Usually when society thinks of grief, it is thought of revolving around the death of a loved one, a physical being, a physical loss. As we have come to experience so many other types of loss in our lives, society has begun to understand grief differently through the recognition of losses that are not death related. Survivors of domestic violence are grieving for multiple losses, many of which still go unrecognized and unacknowledged.
Domestic violence is the maltreatment of an intimate partner in order to gain or maintain control. The U.S. Surgeon General recently declared domestic violence as the Number One health concern in the USA today. Domestic violence is not gender specific, however; research shows that aggressive behavior is more often associated with males than with females and therefore more women than men are victims of partner abuse.
Physical abuse is the most discussed form of domestic violence mainly because it is often visible to the naked eye. However, because abuse is not about the “loss of control” as it is about “demanding control”, there are many other forms of abuse used to gain control such as: sexual, verbal, psychological, spiritual, economic and social.
Women going through the process of leaving their abusers, like women leaving non‐violent partners, experience grief during and at the termination of their relationship, even if they feel relief at the cessation of violence. Survivors of domestic violence are grieving for multiple losses, many of which still go unrecognized and unacknowledged.
Losses which are grieved may include any, or all of the following:
The parent you were supposed to be
The life your children were supposed to live
The future you expected to have

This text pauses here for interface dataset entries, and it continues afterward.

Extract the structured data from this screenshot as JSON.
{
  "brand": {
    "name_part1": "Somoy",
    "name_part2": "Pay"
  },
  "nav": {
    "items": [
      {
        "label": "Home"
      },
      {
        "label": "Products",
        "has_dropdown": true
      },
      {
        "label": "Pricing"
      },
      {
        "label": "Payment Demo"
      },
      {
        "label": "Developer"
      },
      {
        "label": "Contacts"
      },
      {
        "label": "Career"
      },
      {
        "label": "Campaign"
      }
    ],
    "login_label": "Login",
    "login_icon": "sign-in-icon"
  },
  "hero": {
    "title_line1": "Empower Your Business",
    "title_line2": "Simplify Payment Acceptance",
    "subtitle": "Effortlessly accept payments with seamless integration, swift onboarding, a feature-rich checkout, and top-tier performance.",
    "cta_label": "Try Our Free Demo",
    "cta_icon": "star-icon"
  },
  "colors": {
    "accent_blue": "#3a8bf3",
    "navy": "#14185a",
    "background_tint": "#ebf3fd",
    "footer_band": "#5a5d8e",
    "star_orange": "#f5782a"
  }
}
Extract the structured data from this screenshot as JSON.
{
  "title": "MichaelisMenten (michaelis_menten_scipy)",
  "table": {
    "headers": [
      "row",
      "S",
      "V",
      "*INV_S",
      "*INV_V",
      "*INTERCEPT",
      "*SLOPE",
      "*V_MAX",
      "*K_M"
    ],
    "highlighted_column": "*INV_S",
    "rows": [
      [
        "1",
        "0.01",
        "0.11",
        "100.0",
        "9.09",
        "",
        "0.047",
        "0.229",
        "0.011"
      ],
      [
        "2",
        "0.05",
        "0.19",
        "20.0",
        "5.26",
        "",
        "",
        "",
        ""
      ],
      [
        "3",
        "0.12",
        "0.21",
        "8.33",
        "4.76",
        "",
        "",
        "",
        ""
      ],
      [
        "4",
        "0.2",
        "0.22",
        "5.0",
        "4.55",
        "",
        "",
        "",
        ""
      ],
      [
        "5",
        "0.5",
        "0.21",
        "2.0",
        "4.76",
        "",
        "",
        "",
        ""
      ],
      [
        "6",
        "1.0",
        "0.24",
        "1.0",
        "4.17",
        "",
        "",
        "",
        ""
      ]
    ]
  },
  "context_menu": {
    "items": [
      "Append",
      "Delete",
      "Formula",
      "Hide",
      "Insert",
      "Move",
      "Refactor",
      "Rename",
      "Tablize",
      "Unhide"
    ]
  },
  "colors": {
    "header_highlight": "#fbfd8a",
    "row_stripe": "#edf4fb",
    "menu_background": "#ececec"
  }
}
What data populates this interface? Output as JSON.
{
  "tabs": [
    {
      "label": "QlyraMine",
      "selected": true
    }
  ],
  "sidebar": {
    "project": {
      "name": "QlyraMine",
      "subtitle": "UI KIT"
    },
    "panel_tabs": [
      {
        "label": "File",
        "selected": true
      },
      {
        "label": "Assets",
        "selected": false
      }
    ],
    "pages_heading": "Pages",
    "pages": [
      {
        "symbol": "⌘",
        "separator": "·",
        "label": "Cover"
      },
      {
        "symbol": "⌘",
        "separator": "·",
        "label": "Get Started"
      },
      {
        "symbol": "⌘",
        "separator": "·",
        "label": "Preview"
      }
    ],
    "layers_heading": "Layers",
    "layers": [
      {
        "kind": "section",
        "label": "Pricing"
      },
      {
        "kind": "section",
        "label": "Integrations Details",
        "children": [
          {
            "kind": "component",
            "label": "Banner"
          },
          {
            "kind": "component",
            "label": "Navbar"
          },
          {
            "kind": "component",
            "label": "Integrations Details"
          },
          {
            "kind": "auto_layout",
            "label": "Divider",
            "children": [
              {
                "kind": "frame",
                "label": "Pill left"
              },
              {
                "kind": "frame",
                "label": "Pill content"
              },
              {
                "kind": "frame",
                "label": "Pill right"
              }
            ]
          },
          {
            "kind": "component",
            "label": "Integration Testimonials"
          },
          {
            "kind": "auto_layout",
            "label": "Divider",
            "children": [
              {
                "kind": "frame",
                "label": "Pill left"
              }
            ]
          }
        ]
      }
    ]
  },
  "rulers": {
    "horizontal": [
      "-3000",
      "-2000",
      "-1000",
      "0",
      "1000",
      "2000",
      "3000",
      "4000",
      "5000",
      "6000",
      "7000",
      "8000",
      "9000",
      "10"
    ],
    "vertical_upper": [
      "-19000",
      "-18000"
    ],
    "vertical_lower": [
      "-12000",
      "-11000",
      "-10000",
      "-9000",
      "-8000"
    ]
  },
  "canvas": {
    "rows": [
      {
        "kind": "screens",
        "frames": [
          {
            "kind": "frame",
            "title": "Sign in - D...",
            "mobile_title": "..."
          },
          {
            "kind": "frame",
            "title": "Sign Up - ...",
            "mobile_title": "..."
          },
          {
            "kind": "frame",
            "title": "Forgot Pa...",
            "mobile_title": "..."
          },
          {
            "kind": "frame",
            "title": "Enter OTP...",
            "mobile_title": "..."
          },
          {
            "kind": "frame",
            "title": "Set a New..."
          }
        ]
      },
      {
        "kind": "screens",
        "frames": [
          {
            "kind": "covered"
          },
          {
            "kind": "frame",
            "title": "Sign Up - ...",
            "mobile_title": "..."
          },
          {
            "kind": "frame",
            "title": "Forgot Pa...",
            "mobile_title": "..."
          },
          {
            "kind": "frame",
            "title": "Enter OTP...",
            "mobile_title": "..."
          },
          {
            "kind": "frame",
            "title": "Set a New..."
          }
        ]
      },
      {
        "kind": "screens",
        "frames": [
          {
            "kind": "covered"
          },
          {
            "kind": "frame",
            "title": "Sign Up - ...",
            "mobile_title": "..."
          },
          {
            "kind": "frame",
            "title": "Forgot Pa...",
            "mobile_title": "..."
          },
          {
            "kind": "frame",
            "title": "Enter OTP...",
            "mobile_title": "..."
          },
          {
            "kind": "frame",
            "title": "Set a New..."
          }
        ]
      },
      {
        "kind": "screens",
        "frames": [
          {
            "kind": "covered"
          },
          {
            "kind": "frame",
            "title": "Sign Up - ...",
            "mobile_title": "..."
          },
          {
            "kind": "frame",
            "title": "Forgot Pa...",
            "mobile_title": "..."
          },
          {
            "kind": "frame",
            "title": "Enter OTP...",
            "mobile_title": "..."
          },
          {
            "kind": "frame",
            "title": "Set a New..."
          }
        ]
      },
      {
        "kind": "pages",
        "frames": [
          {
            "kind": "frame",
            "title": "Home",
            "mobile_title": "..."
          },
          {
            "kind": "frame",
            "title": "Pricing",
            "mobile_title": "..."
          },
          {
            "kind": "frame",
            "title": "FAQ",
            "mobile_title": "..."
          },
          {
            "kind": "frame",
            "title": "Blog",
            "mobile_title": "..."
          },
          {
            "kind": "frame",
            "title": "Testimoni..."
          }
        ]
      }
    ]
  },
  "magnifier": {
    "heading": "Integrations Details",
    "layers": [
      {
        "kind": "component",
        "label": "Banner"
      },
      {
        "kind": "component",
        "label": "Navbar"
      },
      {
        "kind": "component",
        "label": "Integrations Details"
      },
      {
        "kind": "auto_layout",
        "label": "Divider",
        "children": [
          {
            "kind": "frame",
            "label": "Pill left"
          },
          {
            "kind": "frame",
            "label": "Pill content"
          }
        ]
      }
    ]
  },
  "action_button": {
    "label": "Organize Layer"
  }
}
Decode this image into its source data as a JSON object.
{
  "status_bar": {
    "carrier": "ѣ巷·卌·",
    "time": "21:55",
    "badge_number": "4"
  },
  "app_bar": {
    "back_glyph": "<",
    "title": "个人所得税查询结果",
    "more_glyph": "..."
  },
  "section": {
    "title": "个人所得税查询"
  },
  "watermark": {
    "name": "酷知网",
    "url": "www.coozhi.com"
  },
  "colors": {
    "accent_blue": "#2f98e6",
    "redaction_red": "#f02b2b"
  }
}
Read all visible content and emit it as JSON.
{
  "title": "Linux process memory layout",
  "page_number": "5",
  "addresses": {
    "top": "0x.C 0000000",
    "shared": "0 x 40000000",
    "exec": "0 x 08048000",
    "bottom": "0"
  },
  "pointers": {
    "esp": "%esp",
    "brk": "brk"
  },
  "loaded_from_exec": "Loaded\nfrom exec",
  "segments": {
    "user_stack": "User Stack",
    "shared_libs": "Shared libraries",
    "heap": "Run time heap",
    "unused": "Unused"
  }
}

The way it was
The way you wish it had been
The person you thought they were
The career or house you had
The person you expected them to be
The relationship you deserved to have
The life you were supposed to lead
The person that you were before the abuse
The person you wish you had been the first time the abuse happened
The loss of Family and Friends
Breaking the isolation of domestic violence by seeking counseling and support from friends and family can help survivors to move forward. Counseling sessions provide a safe and confidential environment for survivors to express their feelings, thoughts and fears. Counselors are nonjudgmental third-party advisors who listen and can help survivors work through the things that they are experiencing.
Some online resources include: